In Hozeh sciences the intention is to provide similar Islamic resources and facilities for people who are interested in learning Islamic studies but are not able to travel to countries such as Iran and Iraq.
The president of the Islamic College also talked about the second aim of this college, which are academic purposes. He stated that since the beginning, the goal has been to train influential and dominant people who could then grow to be the voice of moderation, rationality, wisdom and spirituality for Shia Islam, and Islam in general.
Eisa Jahangir added “what is quite common in universities and academic centres of west is more history oriented. Students usually focus their studies on history and Islamic figures and rarely study to understand the content of religious texts. Therefore, the biggest disadvantage in academic centers of the west is the weak understanding and perception of Islamic texts. However on the other hand, students of Hozeh focus on understanding of Islamic and religious texts from the start.”
Accordingly, the Islamic College has tried to regulate its educational system on the basis of both methods. Hujjat-ul- Islam Jahangir continued: “in addition to preserving the traditional principles of Hozeh, we try to bring modern educational ways and aspects uses in west. Therefore, students learn both traditional methods as well as Western system.”
The head of the Islamic College stated that the college is registered as an independent religious educational institute in this country and has a license for its activities. However in order to provide an official certificate that is acceptable in the UK, a contract has been signed with the University of Middlesex.
“We have two courses at undergraduate level, which include Islamic studies and Hozeh studies. Islamic studies, Islamic law, Islam and West are also available at postgraduate level.
We also have a professional doctoral program in Islamic culture and civilization.
Also in our Hozeh field we have a full-time undergraduate program in Islamic Feqh, which is a four-year course. Volunteers who are interested in having a formal English degree will join the Hozeh studies in the academic part of college.
We also have a one-year program which includes courses in Arabic, Islamic history, ethics and beliefs. The aim of this program is to make opportunities for those interested to learn Hozeh studies.”
He added: “Also, we have recently been in touch with other universities such as Chester and soon we will have a joint PHD program in Islamic studies. The Islamic sciences teacher training at master level as well as introducing Islam that can be useful to both Muslims and non-Muslims are some other future programs of the college. We have also agreed to have joint Shia research with the University of Edinburgh.”

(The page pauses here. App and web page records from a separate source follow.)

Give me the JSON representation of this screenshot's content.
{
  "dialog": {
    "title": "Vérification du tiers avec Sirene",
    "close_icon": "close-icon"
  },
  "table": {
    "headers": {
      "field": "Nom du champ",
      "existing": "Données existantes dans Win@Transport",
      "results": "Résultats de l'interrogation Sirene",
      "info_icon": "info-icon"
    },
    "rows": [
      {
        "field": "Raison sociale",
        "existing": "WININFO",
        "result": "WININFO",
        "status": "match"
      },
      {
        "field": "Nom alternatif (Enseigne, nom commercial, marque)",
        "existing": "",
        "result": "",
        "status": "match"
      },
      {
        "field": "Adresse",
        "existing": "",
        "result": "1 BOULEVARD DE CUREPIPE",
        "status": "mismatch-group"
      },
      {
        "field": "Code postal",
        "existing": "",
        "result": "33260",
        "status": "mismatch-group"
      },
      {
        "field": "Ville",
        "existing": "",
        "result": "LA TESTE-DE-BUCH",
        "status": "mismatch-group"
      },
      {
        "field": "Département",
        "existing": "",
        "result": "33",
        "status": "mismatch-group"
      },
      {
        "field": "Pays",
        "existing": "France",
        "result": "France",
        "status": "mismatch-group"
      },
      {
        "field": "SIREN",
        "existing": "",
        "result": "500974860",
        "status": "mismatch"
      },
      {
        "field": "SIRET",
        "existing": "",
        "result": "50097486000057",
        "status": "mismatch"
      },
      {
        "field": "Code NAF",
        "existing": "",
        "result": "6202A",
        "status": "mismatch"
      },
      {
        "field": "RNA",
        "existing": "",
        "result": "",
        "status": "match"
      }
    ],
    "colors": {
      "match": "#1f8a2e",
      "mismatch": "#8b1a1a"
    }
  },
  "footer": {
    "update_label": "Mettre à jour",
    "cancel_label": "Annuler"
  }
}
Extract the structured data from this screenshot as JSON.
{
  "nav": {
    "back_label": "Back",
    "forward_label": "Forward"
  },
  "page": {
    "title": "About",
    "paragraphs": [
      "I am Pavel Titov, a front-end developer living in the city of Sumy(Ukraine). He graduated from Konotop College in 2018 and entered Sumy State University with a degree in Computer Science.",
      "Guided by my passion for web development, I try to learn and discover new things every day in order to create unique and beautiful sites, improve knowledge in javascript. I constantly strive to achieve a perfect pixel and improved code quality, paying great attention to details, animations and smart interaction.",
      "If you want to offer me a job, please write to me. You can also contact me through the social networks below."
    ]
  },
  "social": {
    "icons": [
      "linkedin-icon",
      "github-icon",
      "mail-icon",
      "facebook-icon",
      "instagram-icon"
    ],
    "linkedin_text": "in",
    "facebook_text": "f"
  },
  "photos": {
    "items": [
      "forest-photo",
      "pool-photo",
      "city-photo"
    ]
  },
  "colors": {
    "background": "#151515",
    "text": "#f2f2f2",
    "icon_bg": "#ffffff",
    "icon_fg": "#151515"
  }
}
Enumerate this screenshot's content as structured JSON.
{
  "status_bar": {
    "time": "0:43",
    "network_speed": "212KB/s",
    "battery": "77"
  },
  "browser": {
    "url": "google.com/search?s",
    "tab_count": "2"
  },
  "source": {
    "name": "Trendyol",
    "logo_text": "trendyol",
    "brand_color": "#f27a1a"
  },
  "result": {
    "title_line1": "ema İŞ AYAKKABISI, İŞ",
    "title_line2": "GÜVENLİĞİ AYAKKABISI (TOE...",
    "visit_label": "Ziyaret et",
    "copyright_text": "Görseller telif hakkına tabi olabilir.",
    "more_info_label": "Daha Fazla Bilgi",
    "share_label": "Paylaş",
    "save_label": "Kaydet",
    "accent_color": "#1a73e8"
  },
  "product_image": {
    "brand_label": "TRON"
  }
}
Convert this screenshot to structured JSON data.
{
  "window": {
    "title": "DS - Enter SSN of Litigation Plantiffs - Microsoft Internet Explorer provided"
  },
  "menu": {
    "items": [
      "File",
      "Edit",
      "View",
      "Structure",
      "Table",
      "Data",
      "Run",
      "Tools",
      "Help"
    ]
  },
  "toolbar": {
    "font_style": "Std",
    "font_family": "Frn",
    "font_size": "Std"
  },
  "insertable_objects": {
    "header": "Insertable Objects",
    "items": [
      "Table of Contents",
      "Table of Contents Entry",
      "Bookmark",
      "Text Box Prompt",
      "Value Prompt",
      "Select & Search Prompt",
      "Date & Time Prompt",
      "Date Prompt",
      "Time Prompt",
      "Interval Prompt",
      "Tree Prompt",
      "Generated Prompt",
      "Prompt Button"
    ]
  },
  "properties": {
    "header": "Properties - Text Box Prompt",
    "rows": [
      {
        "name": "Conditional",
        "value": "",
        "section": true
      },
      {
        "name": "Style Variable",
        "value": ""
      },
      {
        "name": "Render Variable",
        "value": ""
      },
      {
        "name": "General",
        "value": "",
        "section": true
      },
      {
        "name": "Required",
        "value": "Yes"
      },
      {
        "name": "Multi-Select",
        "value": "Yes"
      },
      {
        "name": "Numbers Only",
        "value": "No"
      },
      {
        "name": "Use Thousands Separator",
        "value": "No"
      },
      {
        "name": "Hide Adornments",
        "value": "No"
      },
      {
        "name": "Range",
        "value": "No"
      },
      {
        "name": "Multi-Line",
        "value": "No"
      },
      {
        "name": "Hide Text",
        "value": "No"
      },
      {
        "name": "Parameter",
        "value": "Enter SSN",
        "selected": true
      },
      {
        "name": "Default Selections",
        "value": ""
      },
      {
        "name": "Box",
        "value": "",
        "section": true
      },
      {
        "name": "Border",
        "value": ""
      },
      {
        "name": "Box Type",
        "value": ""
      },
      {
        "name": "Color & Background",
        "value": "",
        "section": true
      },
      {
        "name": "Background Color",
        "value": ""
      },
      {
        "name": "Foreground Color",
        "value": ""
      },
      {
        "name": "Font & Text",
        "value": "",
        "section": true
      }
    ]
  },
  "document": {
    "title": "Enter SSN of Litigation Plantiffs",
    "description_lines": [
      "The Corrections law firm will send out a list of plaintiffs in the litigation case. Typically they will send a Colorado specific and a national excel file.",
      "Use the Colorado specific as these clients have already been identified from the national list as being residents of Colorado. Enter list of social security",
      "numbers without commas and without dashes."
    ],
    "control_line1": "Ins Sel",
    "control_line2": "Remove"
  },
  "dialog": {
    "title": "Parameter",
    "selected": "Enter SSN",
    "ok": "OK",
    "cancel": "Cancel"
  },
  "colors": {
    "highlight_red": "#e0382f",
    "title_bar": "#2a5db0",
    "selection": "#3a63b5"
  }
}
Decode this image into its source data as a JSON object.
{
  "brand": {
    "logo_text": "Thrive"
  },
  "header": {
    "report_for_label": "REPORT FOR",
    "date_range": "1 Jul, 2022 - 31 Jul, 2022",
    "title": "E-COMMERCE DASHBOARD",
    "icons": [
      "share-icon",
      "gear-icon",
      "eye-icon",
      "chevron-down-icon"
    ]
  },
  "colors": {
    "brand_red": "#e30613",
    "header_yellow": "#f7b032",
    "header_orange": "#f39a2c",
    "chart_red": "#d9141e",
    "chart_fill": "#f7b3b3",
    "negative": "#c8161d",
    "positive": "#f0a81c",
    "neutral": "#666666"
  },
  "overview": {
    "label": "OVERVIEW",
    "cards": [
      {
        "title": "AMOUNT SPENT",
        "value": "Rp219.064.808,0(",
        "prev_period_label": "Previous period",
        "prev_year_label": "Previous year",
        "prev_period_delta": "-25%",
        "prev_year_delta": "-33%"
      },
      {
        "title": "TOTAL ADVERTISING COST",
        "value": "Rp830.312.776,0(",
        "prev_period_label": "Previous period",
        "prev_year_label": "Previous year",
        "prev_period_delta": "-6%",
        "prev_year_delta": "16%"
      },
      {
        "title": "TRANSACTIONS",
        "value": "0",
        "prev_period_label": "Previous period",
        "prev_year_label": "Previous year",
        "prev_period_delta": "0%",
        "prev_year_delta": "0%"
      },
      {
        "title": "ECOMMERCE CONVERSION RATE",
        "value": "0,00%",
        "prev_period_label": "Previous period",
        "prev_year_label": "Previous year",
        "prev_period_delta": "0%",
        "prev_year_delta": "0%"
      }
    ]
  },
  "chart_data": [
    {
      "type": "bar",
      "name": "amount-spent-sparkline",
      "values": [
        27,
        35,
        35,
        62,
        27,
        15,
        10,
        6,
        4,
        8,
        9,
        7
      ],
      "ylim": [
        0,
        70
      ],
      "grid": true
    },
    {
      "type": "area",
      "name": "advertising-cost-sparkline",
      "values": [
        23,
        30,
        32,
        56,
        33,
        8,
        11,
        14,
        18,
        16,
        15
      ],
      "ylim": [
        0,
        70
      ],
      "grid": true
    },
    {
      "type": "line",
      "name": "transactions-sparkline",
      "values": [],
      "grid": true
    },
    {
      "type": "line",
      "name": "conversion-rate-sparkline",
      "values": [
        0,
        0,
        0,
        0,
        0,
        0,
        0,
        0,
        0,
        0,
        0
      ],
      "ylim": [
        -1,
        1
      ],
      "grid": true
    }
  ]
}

In regards to the College publications and researches, Jahangir said “the College has wide activities which will continue to have. For example, so far the total number of books that have been published by the Islamic college is around 90. We will increase this number by publishing 18 more books in the next couple of years. These books include educational texts, the result of researches and translations. In addition, the Shia studies Journal; quarterly publish as one of the most prestigious Shia journals.”